  • Slightly lean in towards them as they are speaking
  • Reduce your own distractibility
  • Summarize or paraphrase what your teen is saying periodically – this way they feel heard, it validates them, they want to continue, and it organizes their thoughts for them (Ex. “So you’re saying XYZ happened?”)
  • Ask specific questions when you need them to clarify something (Ex. “What do you mean when you say…”, “Is this what you mean?”)

2. Reduce time pressure constraints. Although your teen likely talks at a record pace, sometimes they may feel they need to rush to say everything they want to say, and get their point across before someone else starts talking.. Your teen may experience a lengthy pause by not saying anything, or speed up speaking to say as much as they can. You can provide them phrases to use while they are taking a long pause to think, so that they don’t feel rushed (Ex. “I am thinking”, “I need more time”, “just a moment,” “I need help”).

I have had students that spoke really fast while giving presentations because they did not prepare enough ahead of time. They ended up cramming as much information as they could and wanted to get the presentation over with. Their narrative resulted in disorganization and redundancy. Identifying situations that can reduce the pressure can lead to the prevention of disruptions in communication.

3. Simplify the Topics. Sometimes people have multiple topics swimming their mind and this can become overwhelming and requires some kind of organization to express all of it in a cohesive manner. You can help your teen using the following strategies:
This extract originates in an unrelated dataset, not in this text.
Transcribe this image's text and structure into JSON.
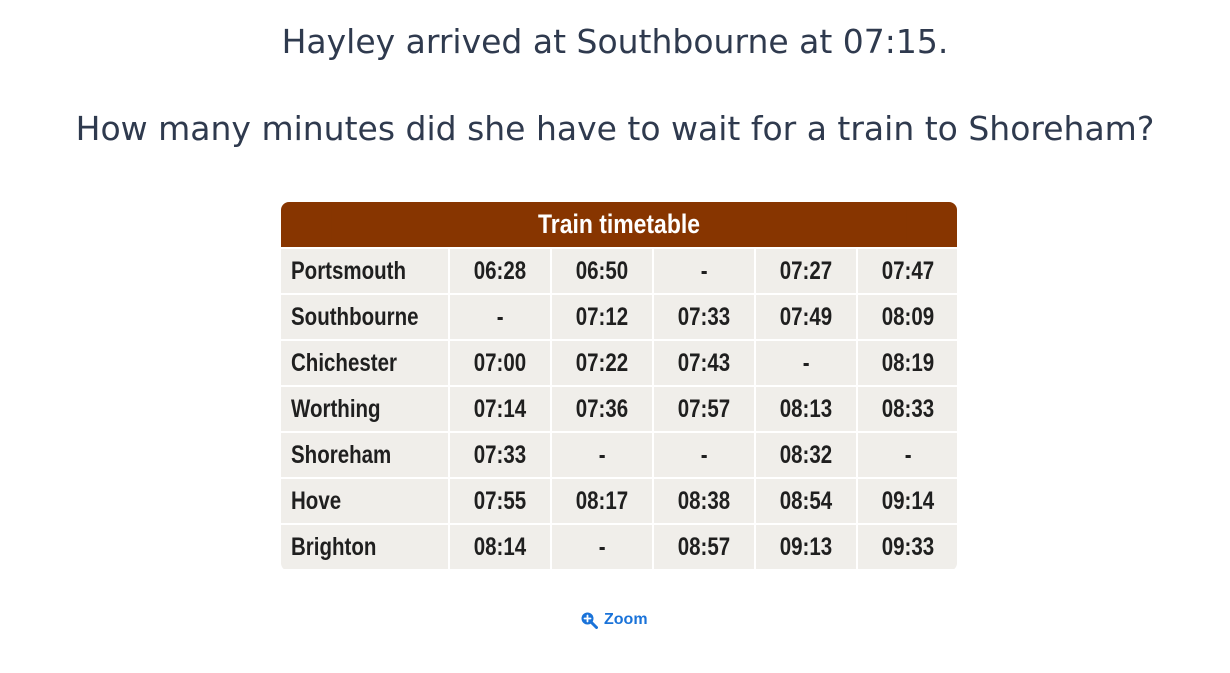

  1. Identify the topics you are hearing, and cover each one at a time. Let your teen know that there seems to be more than one topic and each one needs to be addressed separately.
  2. Write it down. Use a visual graph such as a piece of paper or white board if available, to separate each topic. You can even number all the thoughts and ideas pertaining to each topic. Just write down what they say and discuss it afterward, one by one.

4. Keep the conversation on 1 topic at a time. Sometimes kids change topics quickly without finishing talking about the first topic, and providing no notice. This becomes difficult to keep track of and understand what they are talking about. You can always:

  1. Redirect them to the initial topic so they can complete it.
  2. Remind them that, if they want to change topics, they need to provide an introductory statement to let you know they want to talk about something else. For example, “turn signal,” or “something else,” etc.

5. Help them identify their emotions. Besides having multiple situations jumbled up in a person’s mind, adding emotion to the mix makes it even more challenging for teens to organize and explain themselves in a calm and cohesive manner. A simple way to get past the emotion and get to the actual situation is by asking two-choice questions. For example, asking “Do you feel annoyed about it or disappointed?” instead of “What’s wrong?” or “Why are you upset?” This reduces the pressure on the teen to figure things out and to organize all their thoughts quickly.

In my sessions, I often see a sense of relief and validation on my student’s faces when I provide the word for them that describes their state. This way they dont need to work too hard to figure out how to explain themselves.

Summary and getting help from online communication therapy

As teenagers are developing their language and social skills over time, all the information they are learning can become disorganized in their minds. Here is a summary of the strategies discussed in this article to help your teen along their developmental process.

To Summarize:

  1. Every story has beginning, middle and end
  2. Stories answer (what, where, when, why, who, how) questions
  3. Active listening
  4. Reduce time pressure constraints
  5. Separate each topic
  6. Use two-choice questions
  7. One topic at a time

At Better Speech, we know that you deserve ideas and therapy that works for you and your child. We have experts that match your teen’s needs and assign the right therapist; not just the therapist that happens to be in your area. ,Schedule a free consultation for online communication therapy for teens with one of our dedicated speech-language pathologists today!

Written by Svetlana Atenzon